Albany Medical Center
 Search
Home / Caring / Educating / Find a Doctor / News / Give Now / Careers / About / Calendar / Directions / Contact
July 28, 2011 | Posted By David Lemberg, M.S., D.C.

Opponents of reproductive cloning fear that the resulting children will not be able to live fully independent lives. Opponents fear that these children’s choices will be constrained in numerous ways and assert that an open future — which is a right of every child — will never be possible for a child who is a clone. Reproductive cloning naysayers believe that the human rights of these children will be violated and therefore the process should be banned.

Various premises provide the background to these beliefs. One premise asserts that a child who is a clone is genetically identical to the donor of the DNA. The DNA source may be the child’s mother or father, some other relative, a friend of the family, an anonymous unrelated donor, or a celebrity. The parents of this child will, knowingly or unknowingly, presume many things about the child’s behavior, talents, interests, and destiny. These presumptions will subtly direct the child toward specific choices and actions that may or may not be relevant to the child’s own desires and interests. The child may appear to be an autonomous individual, but in fact her autonomy is severely hampered by the expectations of her parents and other adults familiar with her genetic history.
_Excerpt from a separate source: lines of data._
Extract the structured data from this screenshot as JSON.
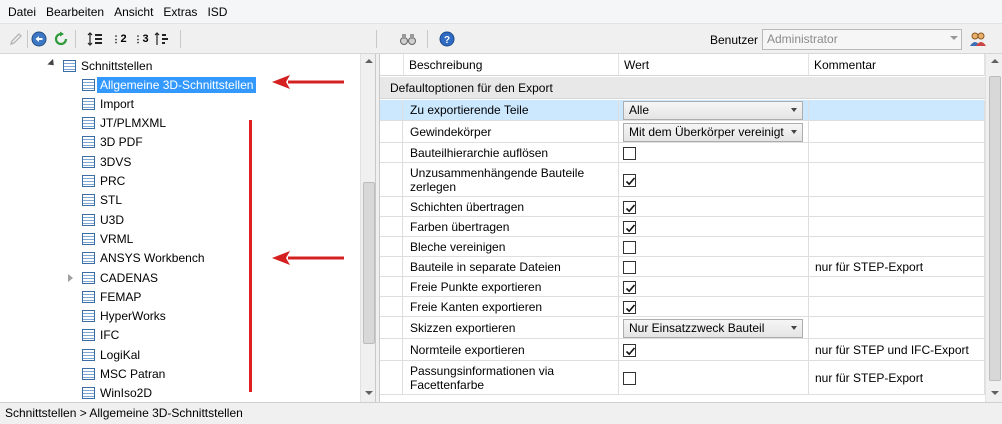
{
  "menu": [
    "Datei",
    "Bearbeiten",
    "Ansicht",
    "Extras",
    "ISD"
  ],
  "toolbar": {
    "user_label": "Benutzer",
    "user_value": "Administrator",
    "icons": [
      "pencil-icon",
      "back-icon",
      "refresh-icon",
      "sort-icon",
      "level-2-icon",
      "level-3-icon",
      "filter-icon",
      "binoculars-icon",
      "help-icon",
      "users-icon"
    ],
    "level2": "2",
    "level3": "3"
  },
  "tree": {
    "root": "Schnittstellen",
    "items": [
      "Allgemeine 3D-Schnittstellen",
      "Import",
      "JT/PLMXML",
      "3D PDF",
      "3DVS",
      "PRC",
      "STL",
      "U3D",
      "VRML",
      "ANSYS Workbench",
      "CADENAS",
      "FEMAP",
      "HyperWorks",
      "IFC",
      "LogiKal",
      "MSC Patran",
      "WinIso2D"
    ],
    "selected_index": 0,
    "collapsed_index": 10
  },
  "grid": {
    "columns": [
      "Beschreibung",
      "Wert",
      "Kommentar"
    ],
    "group": "Defaultoptionen für den Export",
    "rows": [
      {
        "desc": "Zu exportierende Teile",
        "type": "combo",
        "value": "Alle",
        "comment": ""
      },
      {
        "desc": "Gewindekörper",
        "type": "combo",
        "value": "Mit dem Überkörper vereinigt",
        "comment": ""
      },
      {
        "desc": "Bauteilhierarchie auflösen",
        "type": "check",
        "checked": false,
        "comment": ""
      },
      {
        "desc": "Unzusammenhängende Bauteile zerlegen",
        "type": "check",
        "checked": true,
        "comment": ""
      },
      {
        "desc": "Schichten übertragen",
        "type": "check",
        "checked": true,
        "comment": ""
      },
      {
        "desc": "Farben übertragen",
        "type": "check",
        "checked": true,
        "comment": ""
      },
      {
        "desc": "Bleche vereinigen",
        "type": "check",
        "checked": false,
        "comment": ""
      },
      {
        "desc": "Bauteile in separate Dateien",
        "type": "check",
        "checked": false,
        "comment": "nur für STEP-Export"
      },
      {
        "desc": "Freie Punkte exportieren",
        "type": "check",
        "checked": true,
        "comment": ""
      },
      {
        "desc": "Freie Kanten exportieren",
        "type": "check",
        "checked": true,
        "comment": ""
      },
      {
        "desc": "Skizzen exportieren",
        "type": "combo",
        "value": "Nur Einsatzzweck Bauteil",
        "comment": ""
      },
      {
        "desc": "Normteile exportieren",
        "type": "check",
        "checked": true,
        "comment": "nur für STEP und IFC-Export"
      },
      {
        "desc": "Passungsinformationen via Facettenfarbe",
        "type": "check",
        "checked": false,
        "comment": "nur für STEP-Export"
      }
    ]
  },
  "status": {
    "path": "Schnittstellen > Allgemeine 3D-Schnittstellen"
  },
  "colors": {
    "selection": "#3399ff",
    "row_highlight": "#cce8ff",
    "annotation": "#e02020"
  }
}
The child himself may experience self-imposed limitations and concerns about his individuality. He may wonder whether his parents love him for himself or because he is a copy of a loved one. The child may wonder whether he is in fact an individual or merely a copy of the DNA source. If the child perceives himself primarily as a copy he may consciously or unconsciously mimic, to the best of his ability, the characteristics of the DNA source. Or he may “rebel” and develop behaviors and interests contrary to those he believe are possessed by the DNA donor. In either situation the child’s autonomy — his ability to make his own choices — is constrained by prior knowledge. He believes his destiny revolves around who the DNA source is and what the DNA source has done. An open future is denied him by the very fact of his existence.

The child who is a clone likely believes she is not unique. Someone identical to her already exists and has made a set of choices that may or may not have been successful. She likely believes her destiny is already foretold and may become fatalistic. Rather than perceiving an almost infinite array of possibilities, the child is confronted with only a few life trajectories that have already happened. As she is genetically identical to the DNA source, she may believe her life will likely develop in exactly that way. Regardless, these mental constructs will significantly constrain her choices and her development in ways that mitigate the possibility of an open future. Being a clone has violated her rights as a human being.

So say the opponents of reproductive cloning.

The Alden March Bioethics Institute offers graduate online masters in bioethics programs. For more information on the AMBI master of bioethics online program, please visit the AMBI site.

0 comments | Topics: Stem Cell Research, Reproductive Medicine, Bioethics and Public Policy


Add A Comment
(it will not be displayed)




SEARCH BIOETHICS TODAY
SUBSCRIBE TO BIOETHICS TODAY
ABOUT BIOETHICS TODAY
BIOETHICS TODAY is the blog of the Alden March Bioethics Institute, presenting topical and timely commentary on issues, trends, and breaking news in the broad arena of bioethics. BIOETHICS TODAY presents interviews, opinion pieces, and ongoing articles on health care policy, end-of-life decision making, emerging issues in genetics and genomics, procreative liberty and reproductive health, ethics in clinical trials, medicine and the media, distributive justice and health care delivery in developing nations, and the intersection of environmental conservation and bioethics.
TOPICS